Further, Netanyahu has asked Hanegbi to look into the matter of land sales in Jerusalem, following a request by the heads of major churches. All pending legislation on the matter will be shelved while Hanegbi reviews the issue.

Christian visitors pray outside the shuttered Church of the Holy Sepulchre in Jerusalem, February 25, 2018.
Mahmoud Illean/AP

>>'This was a lifetime dream': Heartbreak for pilgrims at Jerusalem's shuttered Church of the Holy Sepulchre ■  Major church leaders opt to keep Jerusalem's Church of the Holy Sepulchre closed indefinitely

The decision to close the church was in protest of Jerusalem City Hall’s decision to act on a policy that any church properties that are not places of worship should be subject to municipal taxes. The municipality claims the three Christian denominations collectively owe some 186 million shekels ($53 million) in back taxes.

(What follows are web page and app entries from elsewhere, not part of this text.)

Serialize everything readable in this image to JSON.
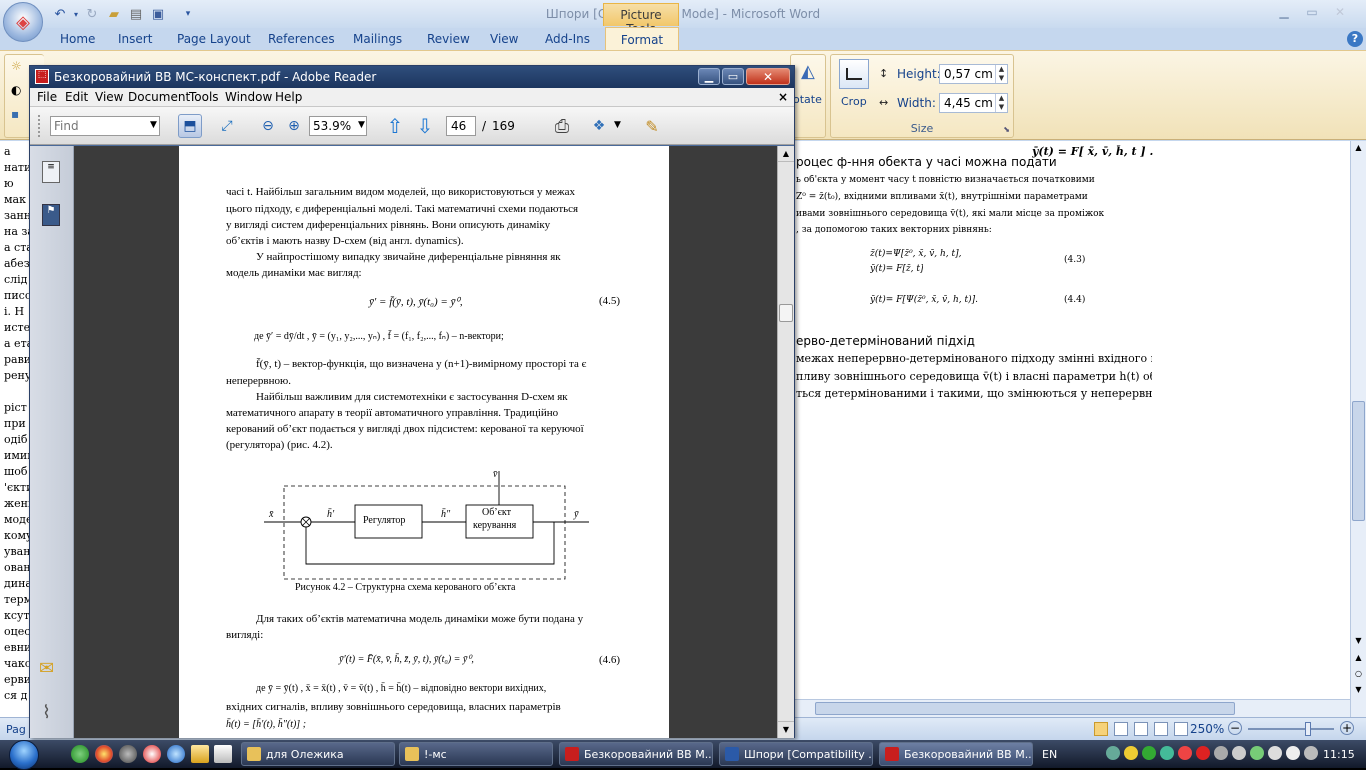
{
  "word": {
    "title": "Шпори [Compatibility Mode] - Microsoft Word",
    "contextual_group": "Picture Tools",
    "tabs": [
      "Home",
      "Insert",
      "Page Layout",
      "References",
      "Mailings",
      "Review",
      "View",
      "Add-Ins"
    ],
    "active_tab": "Format",
    "ribbon": {
      "rotate_label": "otate",
      "crop_label": "Crop",
      "height_label": "Height:",
      "height_value": "0,57 cm",
      "width_label": "Width:",
      "width_value": "4,45 cm",
      "size_group_label": "Size"
    },
    "doc": {
      "formula_top": "ȳ(t) = F[ x̄, v̄, h̄, t ] .",
      "heading1": "роцес ф-ння обекта у часі можна подати",
      "p1": [
        "ь об'єкта у момент часу t повністю визначається початковими",
        "Z̄⁰ = z̄(t₀), вхідними впливами x̄(t), внутрішніми параметрами",
        "ивами зовнішнього середовища v̄(t), які мали місце за проміжок",
        ", за допомогою таких векторних рівнянь:"
      ],
      "eq43_a": "z̄(t)=Ψ[z̄⁰, x̄, v̄, h̄, t],",
      "eq43_b": "ȳ(t)= F[z̄, t]",
      "eq43_num": "(4.3)",
      "eq44": "ȳ(t)= F[Ψ(z̄⁰, x̄, v̄, h̄, t)].",
      "eq44_num": "(4.4)",
      "heading2": "ерво-детермінований підхід",
      "p2": [
        "межах неперервно-детермінованого підходу змінні вхідного впливу",
        "пливу зовнішнього середовища v̄(t) і власні параметри h̄(t) об'єкта",
        "ться детермінованими і такими, що змінюються у неперервному"
      ],
      "left_fragments": [
        "а",
        "натик",
        "ю",
        "мак",
        "занн",
        "на за",
        "а ста",
        "абез",
        "слід",
        "писо",
        "і. Н",
        "исте",
        "а ета",
        "рави",
        "ренун",
        "",
        "ріст",
        "при",
        "одіб",
        "имим.",
        "шоб",
        "'єкти",
        "жені",
        "моде",
        "кому",
        "уван",
        "ован",
        "дина",
        "терм",
        "ксуті",
        "оцес",
        "евни",
        "чако",
        "ерви",
        "ся д"
      ]
    },
    "status": {
      "page_label": "Pag",
      "zoom": "250%"
    }
  },
  "adobe": {
    "title": "Безкоровайний ВВ МС-конспект.pdf - Adobe Reader",
    "menu": [
      "File",
      "Edit",
      "View",
      "Document",
      "Tools",
      "Window",
      "Help"
    ],
    "find_placeholder": "Find",
    "zoom": "53.9%",
    "page_current": "46",
    "page_sep": "/",
    "page_total": "169",
    "page": {
      "para1": [
        "часі  t. Найбільш загальним видом моделей, що використовуються у межах",
        "цього підходу, є диференціальні моделі. Такі математичні схеми подаються",
        "у вигляді систем диференціальних рівнянь. Вони описують динаміку",
        "об’єктів  і мають назву D-схем (від англ. dynamics)."
      ],
      "para2": [
        "У найпростішому випадку звичайне диференціальне рівняння як",
        "модель динаміки має вигляд:"
      ],
      "eq45": "ȳ′ = f̄(ȳ, t),  ȳ(t₀) = ȳ⁰,",
      "eq45_num": "(4.5)",
      "where1": "де  ȳ′ = dȳ/dt ,  ȳ = (y₁, y₂,..., yₙ) ,  f̄ = (f₁, f₂,..., fₙ)  – n-вектори;",
      "para3": [
        "f̄(ȳ, t)  – вектор-функція, що визначена у (n+1)-вимірному просторі та є",
        "неперервною."
      ],
      "para4": [
        "Найбільш важливим для системотехніки є застосування D-схем як",
        "математичного апарату в теорії автоматичного управління. Традиційно",
        "керований об’єкт подається у вигляді двох підсистем: керованої та керуючої",
        "(регулятора) (рис. 4.2)."
      ],
      "diagram": {
        "v_label": "v̄",
        "x_label": "x̄",
        "h1_label": "h̄′",
        "h2_label": "h̄″",
        "y_label": "ȳ",
        "block1": "Регулятор",
        "block2_l1": "Об’єкт",
        "block2_l2": "керування"
      },
      "caption": "Рисунок 4.2 – Структурна схема керованого об’єкта",
      "para5": [
        "Для таких об’єктів математична модель динаміки може бути подана у",
        "вигляді:"
      ],
      "eq46": "ȳ′(t) = F̄(x̄, v̄, h̄, z̄, ȳ, t),  ȳ(t₀) = ȳ⁰,",
      "eq46_num": "(4.6)",
      "para6": [
        "де  ȳ = ȳ(t) , x̄ = x̄(t) , v̄ = v̄(t) , h̄ = h̄(t)  – відповідно вектори вихідних,",
        "вхідних сигналів, впливу зовнішнього середовища, власних параметрів",
        "h̄(t) = [h̄′(t), h̄″(t)] ;"
      ]
    }
  },
  "taskbar": {
    "tasks": [
      "для Олежика",
      "!-мс",
      "Безкоровайний ВВ М...",
      "Шпори [Compatibility ...",
      "Безкоровайний ВВ М..."
    ],
    "lang": "EN",
    "time": "11:15"
  }
}
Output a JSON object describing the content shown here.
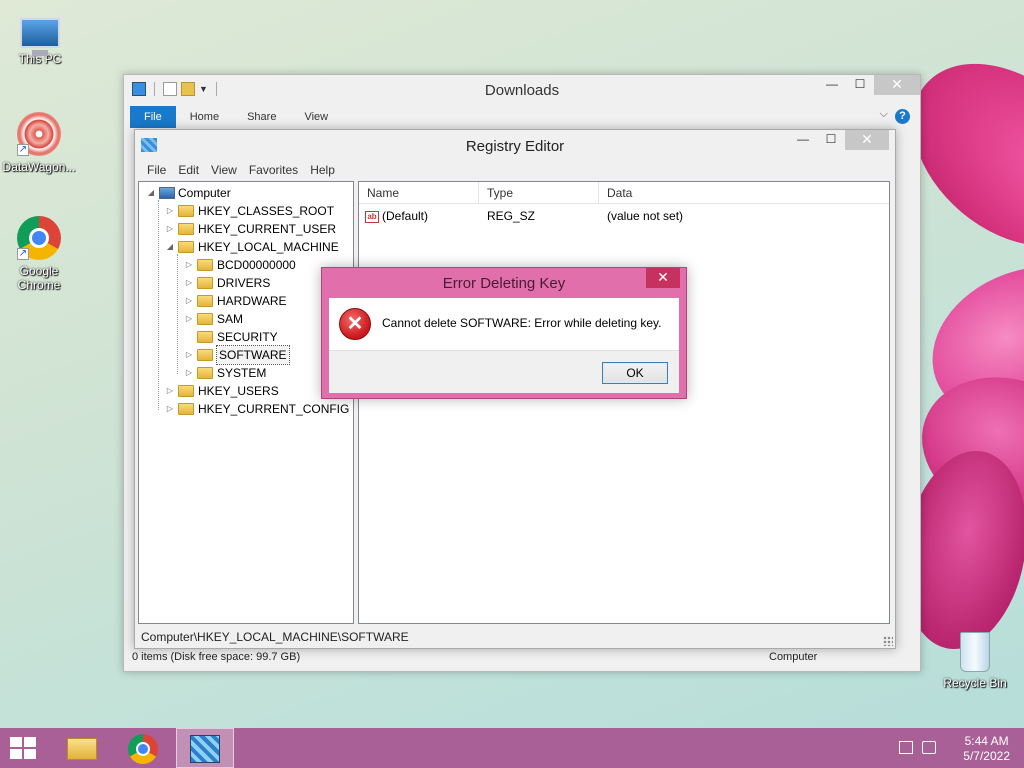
{
  "desktop": {
    "icons": [
      {
        "label": "This PC"
      },
      {
        "label": "DataWagon..."
      },
      {
        "label": "Google Chrome"
      },
      {
        "label": "Recycle Bin"
      }
    ]
  },
  "explorer": {
    "title": "Downloads",
    "tabs": [
      "File",
      "Home",
      "Share",
      "View"
    ],
    "status_left": "0 items (Disk free space: 99.7 GB)",
    "status_right": "Computer",
    "help": "?"
  },
  "regedit": {
    "title": "Registry Editor",
    "menu": [
      "File",
      "Edit",
      "View",
      "Favorites",
      "Help"
    ],
    "tree": {
      "root": "Computer",
      "hives": [
        "HKEY_CLASSES_ROOT",
        "HKEY_CURRENT_USER",
        "HKEY_LOCAL_MACHINE",
        "HKEY_USERS",
        "HKEY_CURRENT_CONFIG"
      ],
      "hklm_children": [
        "BCD00000000",
        "DRIVERS",
        "HARDWARE",
        "SAM",
        "SECURITY",
        "SOFTWARE",
        "SYSTEM"
      ],
      "selected": "SOFTWARE"
    },
    "columns": [
      "Name",
      "Type",
      "Data"
    ],
    "rows": [
      {
        "name": "(Default)",
        "type": "REG_SZ",
        "data": "(value not set)",
        "icon": "ab"
      }
    ],
    "status": "Computer\\HKEY_LOCAL_MACHINE\\SOFTWARE"
  },
  "dialog": {
    "title": "Error Deleting Key",
    "message": "Cannot delete SOFTWARE:  Error while deleting key.",
    "ok_label": "OK",
    "error_glyph": "✕"
  },
  "taskbar": {
    "time": "5:44 AM",
    "date": "5/7/2022"
  },
  "colors": {
    "taskbar": "#a96096",
    "dialog_frame": "#e06fab",
    "file_tab": "#1979ca"
  }
}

The move to close the church was also timed to coincide with a meeting by the Ministerial Committee for Legislation, which had been scheduled to discuss a bill, to be applied retroactively, to allow the state to expropriate land in Jerusalem that the Greek Orthodox and Roman Catholic churches have sold off since 2010 to private investors. Discussion of that bill has since been postponed.

The ministerial panel was set to discuss the church lands bill, which is designed to put an end to most of the major land sales carried out by the churches to private real estate companies. Most of the lands involved, about 500 dunams (125 acres) are in the centrally located neighborhoods of Rehavia, Talbieh and Nayot. Some of the residents living on the land have protested the move, which would force them to evacuate when the lease on the land ends.

The bill would authorize the finance minister, with the approval of the Knesset Constitution, Law and Justice Committee, to expropriate lands sold since the beginning of the decade in return for compensation for the companies that bought the land.

The bill is quite unusual in terms of Israeli jurisprudence, and because it applies retroactively to land sales that have been finalized. It limits the property rights of the churches and private firms that bought the land.